The German-born Cook, 69, uses this full-body exercise regimen to transform his professional runners into complete athletes: fast, strong, balanced running machines capable of withstanding the rigors of training without getting hurt. On top of running 75-plus miles a week, his athletes—who include 1500-meter Olympians Leo Manzano and Shannon Rowbury — do daily dynamic flexibility moves to improve range of motion, strength sequences to enhance fitness and balance, and medicine-ball work to build core strength.
Regular stretching is a must, and when done properly can actually rehabilitate injuries.
According to Cook, runners can't rely on lungs alone to excel. "If you're just running, you're developing one thing: breathing," he says. Eventually, speed disappears, and you're destined to shuffle, and shuffling is — like being a marshmallow — a mortal sin in Cook's book. Developing whole-body strength gives you "pop," or speed, and the strength to summon it in the final stretch of a race, says Cook. It also helps shore up your form, which can protect you from injury. It's a point of pride for Cook that his runners are rarely hurt.
Of course, tacking on all those extras can be time consuming. But for midpackers, committing just a few minutes a day to some of the following exercises can enhance your speed and shield you from injury. You don't have to do everything. I cobbled together a routine that fits my hectic life and set a PR by 57 seconds in a recent 5K. I e-mailed Cook to tell him my time. His reply was swift and satisfying: "Big! You got pop!"
1. Stand with feet shoulder-width apart.
2. Lift right knee to waist level at a 45-degree angle.
3. Keeping your knee high, rotate your hip so your knee is straight in front of you.
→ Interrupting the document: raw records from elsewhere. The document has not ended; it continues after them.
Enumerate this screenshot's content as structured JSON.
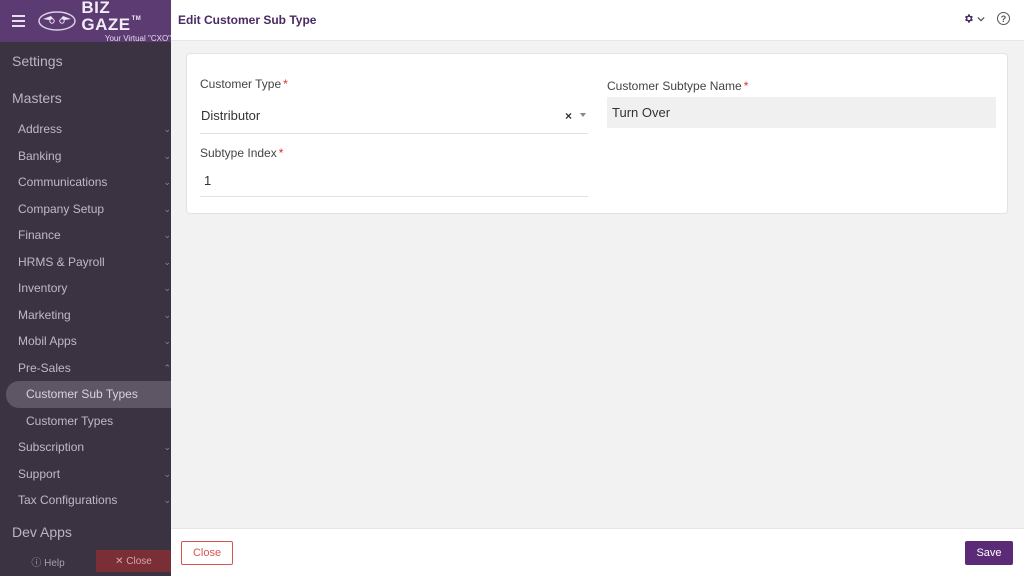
{
  "brand": {
    "name": "BIZ GAZE",
    "tm": "TM",
    "tagline": "Your Virtual \"CXO\""
  },
  "sidebar": {
    "sections": {
      "settings": "Settings",
      "masters": "Masters",
      "dev_apps": "Dev Apps"
    },
    "items": [
      "Address",
      "Banking",
      "Communications",
      "Company Setup",
      "Finance",
      "HRMS & Payroll",
      "Inventory",
      "Marketing",
      "Mobil Apps",
      "Pre-Sales"
    ],
    "sub_items": [
      "Customer Sub Types",
      "Customer Types"
    ],
    "items_after": [
      "Subscription",
      "Support",
      "Tax Configurations"
    ],
    "help_label": "Help",
    "close_label": "Close"
  },
  "header": {
    "title": "Edit Customer Sub Type"
  },
  "form": {
    "customer_type": {
      "label": "Customer Type",
      "value": "Distributor",
      "required": "*"
    },
    "subtype_name": {
      "label": "Customer Subtype Name",
      "value": "Turn Over",
      "required": "*"
    },
    "subtype_index": {
      "label": "Subtype Index",
      "value": "1",
      "required": "*"
    }
  },
  "footer": {
    "close_label": "Close",
    "save_label": "Save"
  },
  "colors": {
    "accent": "#5b2b78",
    "danger": "#d9534f",
    "sidebar": "#3b3342"
  }
}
4. Step your right leg in front of your left.
5. Step to the left with your left foot.
6. Step behind your left leg with your right.
7. Step to the left with your left leg. Repeat the sequence for 20 yards, then change directions.
Full range of motion in the hips is critical for injury prevention — it lessens the force on your feet, lower legs, and knees, says Cook. Do all or part of this flexibility and drill series (plus Carioka, previous pages) before every run.
1. As you walk, bring each knee up to waist level, thigh parallel to the ground.
2. Pump arms. Go 20 yards. If doing before speedwork, turn into a skip.
Frontal Leg Swings
1. Stand next to a wall, left hand on wall.
2. Flexing your left foot, swing your left leg forward and back. Do 10 reps per leg.
3. Switch to side leg swings: With both hands on wall and a slight bend in left knee, flex left foot upward. Swing left leg to the left, then to the right. Do 10 reps per leg.